=== Records provided ===

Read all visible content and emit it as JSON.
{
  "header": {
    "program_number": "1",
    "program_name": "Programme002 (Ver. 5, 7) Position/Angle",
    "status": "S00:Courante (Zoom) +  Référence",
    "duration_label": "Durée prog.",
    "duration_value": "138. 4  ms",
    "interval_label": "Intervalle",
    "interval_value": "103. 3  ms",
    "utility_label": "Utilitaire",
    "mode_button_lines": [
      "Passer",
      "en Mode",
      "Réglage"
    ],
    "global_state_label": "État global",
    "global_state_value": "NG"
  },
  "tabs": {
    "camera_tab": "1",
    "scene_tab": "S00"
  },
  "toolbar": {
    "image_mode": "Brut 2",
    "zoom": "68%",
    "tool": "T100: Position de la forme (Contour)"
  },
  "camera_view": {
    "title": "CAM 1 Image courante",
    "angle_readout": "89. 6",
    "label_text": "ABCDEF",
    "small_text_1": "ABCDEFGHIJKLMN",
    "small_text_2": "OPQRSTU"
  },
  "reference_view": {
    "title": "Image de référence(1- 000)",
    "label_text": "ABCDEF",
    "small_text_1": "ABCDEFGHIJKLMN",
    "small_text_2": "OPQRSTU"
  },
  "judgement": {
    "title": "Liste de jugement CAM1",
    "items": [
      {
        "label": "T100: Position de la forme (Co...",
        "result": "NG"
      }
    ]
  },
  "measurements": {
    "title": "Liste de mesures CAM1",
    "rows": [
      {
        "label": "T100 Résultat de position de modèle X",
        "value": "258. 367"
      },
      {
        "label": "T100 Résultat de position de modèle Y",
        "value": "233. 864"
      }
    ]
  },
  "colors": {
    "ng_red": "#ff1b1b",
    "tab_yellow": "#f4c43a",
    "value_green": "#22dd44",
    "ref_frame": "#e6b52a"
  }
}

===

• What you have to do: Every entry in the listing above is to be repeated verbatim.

• Response to this task:
Read all visible content and emit it as JSON.
{
  "header": {
    "program_number": "1",
    "program_name": "Programme002 (Ver. 5, 7) Position/Angle",
    "status": "S00:Courante (Zoom) +  Référence",
    "duration_label": "Durée prog.",
    "duration_value": "138. 4  ms",
    "interval_label": "Intervalle",
    "interval_value": "103. 3  ms",
    "utility_label": "Utilitaire",
    "mode_button_lines": [
      "Passer",
      "en Mode",
      "Réglage"
    ],
    "global_state_label": "État global",
    "global_state_value": "NG"
  },
  "tabs": {
    "camera_tab": "1",
    "scene_tab": "S00"
  },
  "toolbar": {
    "image_mode": "Brut 2",
    "zoom": "68%",
    "tool": "T100: Position de la forme (Contour)"
  },
  "camera_view": {
    "title": "CAM 1 Image courante",
    "angle_readout": "89. 6",
    "label_text": "ABCDEF",
    "small_text_1": "ABCDEFGHIJKLMN",
    "small_text_2": "OPQRSTU"
  },
  "reference_view": {
    "title": "Image de référence(1- 000)",
    "label_text": "ABCDEF",
    "small_text_1": "ABCDEFGHIJKLMN",
    "small_text_2": "OPQRSTU"
  },
  "judgement": {
    "title": "Liste de jugement CAM1",
    "items": [
      {
        "label": "T100: Position de la forme (Co...",
        "result": "NG"
      }
    ]
  },
  "measurements": {
    "title": "Liste de mesures CAM1",
    "rows": [
      {
        "label": "T100 Résultat de position de modèle X",
        "value": "258. 367"
      },
      {
        "label": "T100 Résultat de position de modèle Y",
        "value": "233. 864"
      }
    ]
  },
  "colors": {
    "ng_red": "#ff1b1b",
    "tab_yellow": "#f4c43a",
    "value_green": "#22dd44",
    "ref_frame": "#e6b52a"
  }
}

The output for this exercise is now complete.